The Marriner S. Eccles Federal Reserve building in Washington, DC, on May 4, 2022. AFP
But the half-point jump analysts expect to see in the Fed's benchmark lending rate will still be a steep rise, as it struggles to cool demand in the United States to bring consumer costs down.
Households in the world's biggest economy have been contending with red-hot prices, with conditions worsened by surging food and energy costs after Russia's invasion of Ukraine.
To make borrowing more expensive, the Fed has raised interest rates six times this year, including four bumper 0.75-point increases, bringing the rate to between 3.75 percent and four percent.
"We think the stage is set for a (half-point) hike this month," said Oren Klachkin of Oxford Economics, as sectors sensitive to interest rates like housing reel and inflation shows signs of easing.
The decision will be announced after a two-day meeting of the policy-setting Federal Open Market Committee (FOMC) starting Tuesday.
Policy makers are keeping a close eye on wage growth, given concerns that higher salaries will add to inflation pressures.
"The primary concern for the Fed here is really wage growth," said Martin Wurm of Moody's Analytics, adding that the Fed is unlikely to ease policy until there is consistent development on this front.
"That doesn't necessarily mean it's going to keep hiking forever, but it does mean that the rate will increase for a little bit and... stay elevated throughout the next year," Wurm told AFP.
With a higher benchmark rate, it becomes more expensive to borrow funds for big-ticket purchases such as cars and property, or to expand businesses.
Signs of stress
Despite the Fed's forceful moves, consumer inflation stood at 7.7 percent in October while job gains remained robust, sending jitters through markets on worries that the central bank would prolong its aggressive campaign.

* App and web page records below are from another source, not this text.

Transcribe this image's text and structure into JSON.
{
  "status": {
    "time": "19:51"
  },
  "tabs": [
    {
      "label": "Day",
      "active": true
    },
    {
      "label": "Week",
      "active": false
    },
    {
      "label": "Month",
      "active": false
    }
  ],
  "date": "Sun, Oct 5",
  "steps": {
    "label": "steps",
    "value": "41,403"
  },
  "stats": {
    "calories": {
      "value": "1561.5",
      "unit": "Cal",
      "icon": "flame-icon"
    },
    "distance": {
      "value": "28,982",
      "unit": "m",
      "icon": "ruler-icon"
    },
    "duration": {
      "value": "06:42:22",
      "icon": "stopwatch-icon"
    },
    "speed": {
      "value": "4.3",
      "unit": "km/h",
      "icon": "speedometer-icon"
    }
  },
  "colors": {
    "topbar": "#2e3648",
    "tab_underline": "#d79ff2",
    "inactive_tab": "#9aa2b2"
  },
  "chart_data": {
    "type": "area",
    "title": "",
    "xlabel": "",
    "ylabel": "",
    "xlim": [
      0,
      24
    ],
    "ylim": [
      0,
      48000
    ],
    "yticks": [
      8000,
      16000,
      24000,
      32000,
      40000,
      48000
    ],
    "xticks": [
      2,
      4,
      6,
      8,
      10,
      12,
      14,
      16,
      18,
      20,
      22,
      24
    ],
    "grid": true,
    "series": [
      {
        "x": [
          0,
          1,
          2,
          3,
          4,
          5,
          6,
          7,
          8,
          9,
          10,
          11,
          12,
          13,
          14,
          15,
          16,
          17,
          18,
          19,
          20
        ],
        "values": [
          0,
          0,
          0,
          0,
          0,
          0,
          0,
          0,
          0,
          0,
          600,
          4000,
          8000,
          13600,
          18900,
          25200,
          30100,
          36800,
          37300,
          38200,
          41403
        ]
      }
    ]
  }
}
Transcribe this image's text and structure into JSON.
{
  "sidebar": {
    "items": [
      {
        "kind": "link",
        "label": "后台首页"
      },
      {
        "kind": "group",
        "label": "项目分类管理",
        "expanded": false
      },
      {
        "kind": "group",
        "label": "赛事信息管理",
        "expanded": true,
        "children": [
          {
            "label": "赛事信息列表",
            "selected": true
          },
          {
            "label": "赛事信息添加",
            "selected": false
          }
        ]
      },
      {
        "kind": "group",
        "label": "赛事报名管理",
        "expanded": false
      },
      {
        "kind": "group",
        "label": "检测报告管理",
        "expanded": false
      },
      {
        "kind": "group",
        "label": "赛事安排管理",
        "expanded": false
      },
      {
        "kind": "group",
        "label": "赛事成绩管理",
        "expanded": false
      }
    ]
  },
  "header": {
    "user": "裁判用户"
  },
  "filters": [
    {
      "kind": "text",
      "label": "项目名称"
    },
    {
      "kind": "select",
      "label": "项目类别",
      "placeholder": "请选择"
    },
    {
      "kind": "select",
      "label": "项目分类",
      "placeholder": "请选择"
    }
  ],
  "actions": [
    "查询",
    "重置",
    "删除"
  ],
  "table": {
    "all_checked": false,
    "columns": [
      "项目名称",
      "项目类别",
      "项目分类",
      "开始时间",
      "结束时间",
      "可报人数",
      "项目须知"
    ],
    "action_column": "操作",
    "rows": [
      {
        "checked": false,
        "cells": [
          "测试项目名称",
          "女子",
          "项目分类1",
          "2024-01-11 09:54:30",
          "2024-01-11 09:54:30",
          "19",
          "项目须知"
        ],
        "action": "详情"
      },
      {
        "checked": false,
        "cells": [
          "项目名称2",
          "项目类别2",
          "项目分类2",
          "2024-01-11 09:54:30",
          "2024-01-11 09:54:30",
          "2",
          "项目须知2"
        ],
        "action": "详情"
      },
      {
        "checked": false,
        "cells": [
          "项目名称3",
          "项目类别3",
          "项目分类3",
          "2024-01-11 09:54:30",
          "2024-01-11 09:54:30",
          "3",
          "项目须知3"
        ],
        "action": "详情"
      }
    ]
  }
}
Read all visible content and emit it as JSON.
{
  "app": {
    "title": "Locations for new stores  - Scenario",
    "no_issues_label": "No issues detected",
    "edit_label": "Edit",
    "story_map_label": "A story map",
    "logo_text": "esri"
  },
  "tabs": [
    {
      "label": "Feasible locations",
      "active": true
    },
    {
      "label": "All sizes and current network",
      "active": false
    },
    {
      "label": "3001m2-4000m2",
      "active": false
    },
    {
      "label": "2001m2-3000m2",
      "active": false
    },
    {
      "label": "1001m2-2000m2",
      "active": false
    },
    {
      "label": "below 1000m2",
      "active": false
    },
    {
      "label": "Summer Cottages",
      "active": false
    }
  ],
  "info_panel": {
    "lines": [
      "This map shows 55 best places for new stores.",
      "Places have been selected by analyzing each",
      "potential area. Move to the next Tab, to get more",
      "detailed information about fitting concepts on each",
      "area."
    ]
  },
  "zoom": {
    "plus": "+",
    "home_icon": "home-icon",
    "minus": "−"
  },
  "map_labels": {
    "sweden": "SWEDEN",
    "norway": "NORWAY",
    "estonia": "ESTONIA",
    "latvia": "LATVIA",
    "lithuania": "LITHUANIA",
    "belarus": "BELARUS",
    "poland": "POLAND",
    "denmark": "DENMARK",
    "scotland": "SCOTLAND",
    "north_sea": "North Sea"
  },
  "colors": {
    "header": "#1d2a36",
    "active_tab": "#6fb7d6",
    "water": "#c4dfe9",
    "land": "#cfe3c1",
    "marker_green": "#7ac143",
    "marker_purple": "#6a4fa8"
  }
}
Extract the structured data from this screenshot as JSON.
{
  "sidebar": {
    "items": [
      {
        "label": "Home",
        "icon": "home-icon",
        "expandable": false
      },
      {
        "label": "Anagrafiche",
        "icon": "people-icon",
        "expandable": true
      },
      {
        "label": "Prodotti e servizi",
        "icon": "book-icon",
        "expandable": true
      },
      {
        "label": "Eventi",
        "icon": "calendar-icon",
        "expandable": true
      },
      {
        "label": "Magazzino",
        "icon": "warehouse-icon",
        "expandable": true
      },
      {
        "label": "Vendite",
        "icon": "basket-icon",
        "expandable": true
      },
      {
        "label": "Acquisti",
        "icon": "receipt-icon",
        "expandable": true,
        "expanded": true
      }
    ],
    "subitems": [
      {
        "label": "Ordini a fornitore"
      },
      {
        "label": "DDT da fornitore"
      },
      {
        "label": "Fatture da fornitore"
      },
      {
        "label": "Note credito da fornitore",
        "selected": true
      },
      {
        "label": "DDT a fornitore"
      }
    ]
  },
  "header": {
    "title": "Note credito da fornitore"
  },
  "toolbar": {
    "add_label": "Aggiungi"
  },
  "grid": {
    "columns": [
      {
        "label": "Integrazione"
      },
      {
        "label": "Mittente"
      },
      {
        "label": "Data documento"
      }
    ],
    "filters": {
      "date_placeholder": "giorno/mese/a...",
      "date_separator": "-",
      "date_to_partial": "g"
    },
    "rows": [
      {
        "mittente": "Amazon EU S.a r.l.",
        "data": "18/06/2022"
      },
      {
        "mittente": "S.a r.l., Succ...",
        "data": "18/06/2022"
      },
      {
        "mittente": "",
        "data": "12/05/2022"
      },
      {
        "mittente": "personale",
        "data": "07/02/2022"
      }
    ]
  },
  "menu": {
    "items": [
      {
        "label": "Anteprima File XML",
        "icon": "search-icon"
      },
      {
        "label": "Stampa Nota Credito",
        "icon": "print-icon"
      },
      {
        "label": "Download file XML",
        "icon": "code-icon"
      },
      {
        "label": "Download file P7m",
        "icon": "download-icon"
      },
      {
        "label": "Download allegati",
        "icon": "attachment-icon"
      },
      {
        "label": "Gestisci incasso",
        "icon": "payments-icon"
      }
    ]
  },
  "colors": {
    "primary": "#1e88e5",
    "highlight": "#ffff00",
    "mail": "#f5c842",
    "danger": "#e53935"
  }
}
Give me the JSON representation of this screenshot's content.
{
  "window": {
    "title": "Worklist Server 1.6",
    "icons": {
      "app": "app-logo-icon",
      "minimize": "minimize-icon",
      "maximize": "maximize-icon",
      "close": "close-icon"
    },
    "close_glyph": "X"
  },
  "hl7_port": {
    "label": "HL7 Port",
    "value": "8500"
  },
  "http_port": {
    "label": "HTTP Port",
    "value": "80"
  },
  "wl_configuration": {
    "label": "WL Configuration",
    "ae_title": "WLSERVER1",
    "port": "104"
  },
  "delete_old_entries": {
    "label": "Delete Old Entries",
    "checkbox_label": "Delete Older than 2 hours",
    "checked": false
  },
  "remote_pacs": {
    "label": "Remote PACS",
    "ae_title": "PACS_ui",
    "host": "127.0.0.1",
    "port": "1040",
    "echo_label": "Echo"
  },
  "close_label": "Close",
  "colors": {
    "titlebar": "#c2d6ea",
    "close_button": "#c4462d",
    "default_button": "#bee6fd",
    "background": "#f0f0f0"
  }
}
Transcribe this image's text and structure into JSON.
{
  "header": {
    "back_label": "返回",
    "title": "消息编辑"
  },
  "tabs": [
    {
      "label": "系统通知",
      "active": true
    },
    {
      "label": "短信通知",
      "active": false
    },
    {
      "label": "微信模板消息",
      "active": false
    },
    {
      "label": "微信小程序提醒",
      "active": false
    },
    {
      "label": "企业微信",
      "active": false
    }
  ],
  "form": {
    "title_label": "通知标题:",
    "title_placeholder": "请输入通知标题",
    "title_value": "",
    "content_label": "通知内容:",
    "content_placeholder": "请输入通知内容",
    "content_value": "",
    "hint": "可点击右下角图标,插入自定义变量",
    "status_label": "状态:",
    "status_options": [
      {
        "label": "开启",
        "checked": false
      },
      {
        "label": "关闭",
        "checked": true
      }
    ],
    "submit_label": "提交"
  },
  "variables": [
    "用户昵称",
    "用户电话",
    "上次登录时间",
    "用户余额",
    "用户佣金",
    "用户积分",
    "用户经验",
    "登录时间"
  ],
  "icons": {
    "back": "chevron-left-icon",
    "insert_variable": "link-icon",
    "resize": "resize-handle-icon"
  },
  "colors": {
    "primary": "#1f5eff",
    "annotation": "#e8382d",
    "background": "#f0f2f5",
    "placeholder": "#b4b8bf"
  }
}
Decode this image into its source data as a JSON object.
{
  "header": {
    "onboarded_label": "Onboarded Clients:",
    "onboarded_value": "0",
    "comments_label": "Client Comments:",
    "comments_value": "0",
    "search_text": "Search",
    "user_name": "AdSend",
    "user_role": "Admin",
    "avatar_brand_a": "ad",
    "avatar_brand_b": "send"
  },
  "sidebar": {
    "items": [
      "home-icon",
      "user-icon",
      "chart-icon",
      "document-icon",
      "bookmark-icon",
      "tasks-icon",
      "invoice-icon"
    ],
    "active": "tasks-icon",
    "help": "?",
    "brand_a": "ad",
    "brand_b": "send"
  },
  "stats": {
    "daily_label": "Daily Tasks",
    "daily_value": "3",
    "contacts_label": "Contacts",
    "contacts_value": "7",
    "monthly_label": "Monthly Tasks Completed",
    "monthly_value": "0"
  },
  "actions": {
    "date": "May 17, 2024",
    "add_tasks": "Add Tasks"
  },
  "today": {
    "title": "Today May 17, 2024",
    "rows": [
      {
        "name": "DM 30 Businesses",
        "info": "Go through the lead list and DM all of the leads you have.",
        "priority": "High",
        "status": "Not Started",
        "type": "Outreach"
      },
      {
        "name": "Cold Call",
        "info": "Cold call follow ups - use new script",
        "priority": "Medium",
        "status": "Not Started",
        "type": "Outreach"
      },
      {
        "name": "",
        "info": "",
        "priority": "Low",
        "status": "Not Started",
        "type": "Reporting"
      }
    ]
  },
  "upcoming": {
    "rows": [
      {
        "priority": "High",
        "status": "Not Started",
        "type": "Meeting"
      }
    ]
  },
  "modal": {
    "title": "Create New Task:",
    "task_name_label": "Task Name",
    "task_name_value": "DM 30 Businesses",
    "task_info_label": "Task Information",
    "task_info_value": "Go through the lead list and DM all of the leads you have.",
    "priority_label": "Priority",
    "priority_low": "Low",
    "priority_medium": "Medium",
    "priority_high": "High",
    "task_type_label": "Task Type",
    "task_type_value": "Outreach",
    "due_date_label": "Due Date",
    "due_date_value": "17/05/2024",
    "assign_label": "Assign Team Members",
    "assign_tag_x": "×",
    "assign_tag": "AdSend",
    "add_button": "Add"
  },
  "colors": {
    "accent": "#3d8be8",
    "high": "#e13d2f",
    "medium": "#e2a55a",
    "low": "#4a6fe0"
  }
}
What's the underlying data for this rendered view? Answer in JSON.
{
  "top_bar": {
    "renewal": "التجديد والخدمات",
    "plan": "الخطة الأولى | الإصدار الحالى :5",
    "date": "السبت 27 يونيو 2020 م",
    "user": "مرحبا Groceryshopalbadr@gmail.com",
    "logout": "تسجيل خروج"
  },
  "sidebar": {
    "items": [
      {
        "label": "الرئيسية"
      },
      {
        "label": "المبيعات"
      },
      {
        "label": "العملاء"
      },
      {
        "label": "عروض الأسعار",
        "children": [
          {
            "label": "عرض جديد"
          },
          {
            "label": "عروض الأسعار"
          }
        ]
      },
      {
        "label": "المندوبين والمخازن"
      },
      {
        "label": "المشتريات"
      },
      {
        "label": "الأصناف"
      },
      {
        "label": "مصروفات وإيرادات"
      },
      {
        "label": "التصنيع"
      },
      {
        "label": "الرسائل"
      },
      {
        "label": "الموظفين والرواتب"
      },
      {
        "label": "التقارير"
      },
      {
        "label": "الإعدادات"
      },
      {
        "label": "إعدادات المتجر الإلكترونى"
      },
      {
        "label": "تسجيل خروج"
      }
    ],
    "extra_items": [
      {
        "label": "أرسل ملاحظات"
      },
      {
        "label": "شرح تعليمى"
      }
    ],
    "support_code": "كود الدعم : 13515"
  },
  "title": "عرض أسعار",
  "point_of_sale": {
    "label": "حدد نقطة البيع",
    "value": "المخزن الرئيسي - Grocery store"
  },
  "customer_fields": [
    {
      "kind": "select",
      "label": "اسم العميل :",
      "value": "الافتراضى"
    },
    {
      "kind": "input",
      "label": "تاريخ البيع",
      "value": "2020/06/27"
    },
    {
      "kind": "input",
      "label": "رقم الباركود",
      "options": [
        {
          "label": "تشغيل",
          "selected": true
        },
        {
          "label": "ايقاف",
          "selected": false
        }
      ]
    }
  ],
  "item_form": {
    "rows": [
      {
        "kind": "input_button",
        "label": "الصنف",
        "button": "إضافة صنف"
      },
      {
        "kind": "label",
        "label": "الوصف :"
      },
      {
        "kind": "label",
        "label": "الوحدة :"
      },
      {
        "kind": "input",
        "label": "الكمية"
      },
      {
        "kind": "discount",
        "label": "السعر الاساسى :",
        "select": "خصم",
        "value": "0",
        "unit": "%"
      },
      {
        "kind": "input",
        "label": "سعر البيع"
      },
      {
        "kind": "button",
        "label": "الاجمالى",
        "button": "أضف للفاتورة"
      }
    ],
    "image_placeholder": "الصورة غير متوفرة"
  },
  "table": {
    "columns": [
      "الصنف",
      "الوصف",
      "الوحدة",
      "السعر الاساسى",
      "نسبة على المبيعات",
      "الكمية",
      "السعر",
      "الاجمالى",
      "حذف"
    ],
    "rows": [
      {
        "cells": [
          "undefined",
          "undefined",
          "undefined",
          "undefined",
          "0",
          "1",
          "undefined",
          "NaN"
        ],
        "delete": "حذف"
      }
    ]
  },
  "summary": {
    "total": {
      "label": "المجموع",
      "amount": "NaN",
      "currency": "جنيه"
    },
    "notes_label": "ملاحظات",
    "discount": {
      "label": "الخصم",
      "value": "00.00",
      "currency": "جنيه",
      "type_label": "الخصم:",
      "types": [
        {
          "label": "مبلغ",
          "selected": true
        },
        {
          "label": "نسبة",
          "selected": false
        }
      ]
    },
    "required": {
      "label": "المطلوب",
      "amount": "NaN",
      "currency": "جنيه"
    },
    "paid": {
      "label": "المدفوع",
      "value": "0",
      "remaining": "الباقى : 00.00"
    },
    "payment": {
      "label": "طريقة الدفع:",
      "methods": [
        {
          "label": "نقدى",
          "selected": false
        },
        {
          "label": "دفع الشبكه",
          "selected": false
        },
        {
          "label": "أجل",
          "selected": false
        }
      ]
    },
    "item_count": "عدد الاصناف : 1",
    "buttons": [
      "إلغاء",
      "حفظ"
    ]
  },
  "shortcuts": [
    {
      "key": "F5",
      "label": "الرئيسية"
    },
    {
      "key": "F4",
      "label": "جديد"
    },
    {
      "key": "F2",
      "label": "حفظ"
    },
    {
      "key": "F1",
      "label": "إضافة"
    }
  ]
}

"The strong jobs market, rising wages and the strong household balance sheet... are key areas of support" for demand, said economist James Knightley of ING.
Household wealth has increased by $30 trillion since the start of the pandemic, he noted, allowing consumers to dip into their savings as the cost of living spiked.
"However, we are also seeing greater use of consumer credit and credit cards to fund spending, which could hint at some signs of stress and that household efforts to maintain their standard of living are starting to be exhausted," Knightley told AFP.
Fed Chair Jerome Powell has warned that monetary policy will likely have to remain tight "for some time," even if the time to ease the pace of rate hikes may come as soon as in December.
The timing of this moderation is less significant than questions of how much more officials need to raise rates, and how long they should keep policy restrictive, he added in a speech.
While many economists believe there is about a 50-50 chance of recession, Wurm said, this will likely mean a small contraction in GDP.
"What we wouldn't expect necessarily is a big financial crisis like 2008... the big sectors of the economy are still in pretty good shape," he said.
The US economy rebounded strongly after Covid-19, boosting incomes, while the lockdown period raked in profits for American businesses as well -- accounting for resilience seen despite the Fed's sharp tightening.
Knightly of ING said policymakers maintain a mentality that the risk of doing too little outweighs that of doing too much.
"They will tolerate a recession to make sure inflation is defeated," he added.